**Problem to solve**: The number of lines in the entries below holding the word "대한민국국회" is all that is needed here.

**Data excerpts**:
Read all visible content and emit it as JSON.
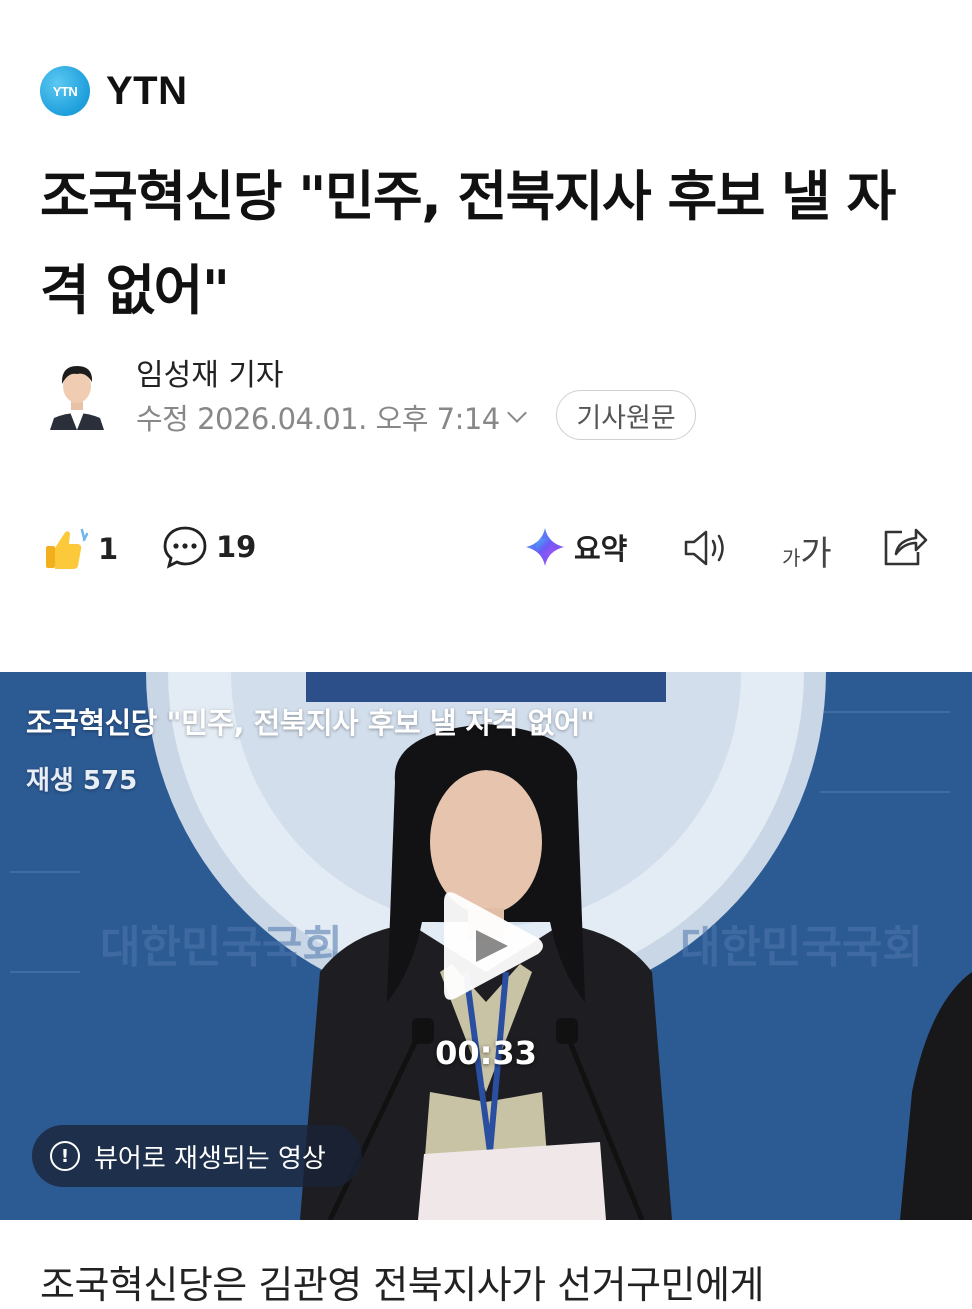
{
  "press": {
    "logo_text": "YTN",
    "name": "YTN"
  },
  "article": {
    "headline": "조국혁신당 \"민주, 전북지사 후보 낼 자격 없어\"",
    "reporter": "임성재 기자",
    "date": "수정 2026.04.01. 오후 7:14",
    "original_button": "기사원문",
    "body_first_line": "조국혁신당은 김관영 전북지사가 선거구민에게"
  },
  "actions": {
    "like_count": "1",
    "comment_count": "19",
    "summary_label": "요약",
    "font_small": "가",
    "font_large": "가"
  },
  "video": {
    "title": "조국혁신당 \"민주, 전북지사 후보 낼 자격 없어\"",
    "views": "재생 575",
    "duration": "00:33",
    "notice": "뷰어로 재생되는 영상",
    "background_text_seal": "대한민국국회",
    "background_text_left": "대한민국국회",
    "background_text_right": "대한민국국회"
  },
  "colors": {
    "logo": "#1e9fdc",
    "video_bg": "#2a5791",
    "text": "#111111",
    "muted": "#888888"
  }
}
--
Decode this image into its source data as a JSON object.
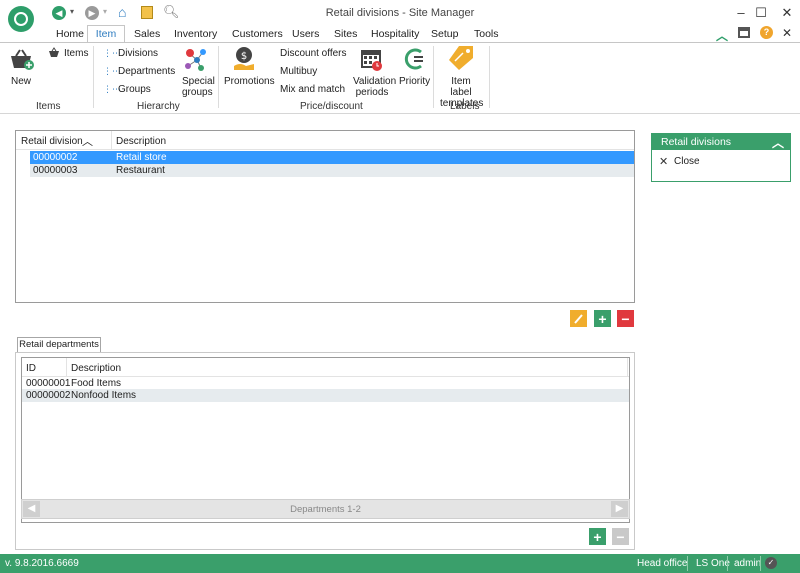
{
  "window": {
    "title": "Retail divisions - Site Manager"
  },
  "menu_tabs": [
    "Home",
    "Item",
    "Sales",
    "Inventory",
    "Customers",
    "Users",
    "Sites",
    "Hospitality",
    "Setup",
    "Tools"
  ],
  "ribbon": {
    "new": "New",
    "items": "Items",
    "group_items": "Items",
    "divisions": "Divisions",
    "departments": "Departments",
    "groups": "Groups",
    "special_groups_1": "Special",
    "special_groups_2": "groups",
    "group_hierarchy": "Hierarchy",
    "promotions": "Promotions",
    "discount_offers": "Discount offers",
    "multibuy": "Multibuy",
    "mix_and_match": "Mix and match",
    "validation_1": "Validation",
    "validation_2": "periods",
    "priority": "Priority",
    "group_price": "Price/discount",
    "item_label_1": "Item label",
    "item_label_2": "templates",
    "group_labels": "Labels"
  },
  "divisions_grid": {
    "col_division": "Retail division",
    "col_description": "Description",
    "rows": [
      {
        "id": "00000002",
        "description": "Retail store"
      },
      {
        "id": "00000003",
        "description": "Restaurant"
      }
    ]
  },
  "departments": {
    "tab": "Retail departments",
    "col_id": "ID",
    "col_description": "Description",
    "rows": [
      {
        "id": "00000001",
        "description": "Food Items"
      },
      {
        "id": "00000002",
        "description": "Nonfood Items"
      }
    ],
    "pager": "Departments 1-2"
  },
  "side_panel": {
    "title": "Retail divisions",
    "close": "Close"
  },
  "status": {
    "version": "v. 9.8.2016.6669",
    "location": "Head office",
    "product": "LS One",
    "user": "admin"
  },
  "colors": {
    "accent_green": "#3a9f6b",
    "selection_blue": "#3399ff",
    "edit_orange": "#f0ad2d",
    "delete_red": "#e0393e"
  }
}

**Answer to the problem**: 3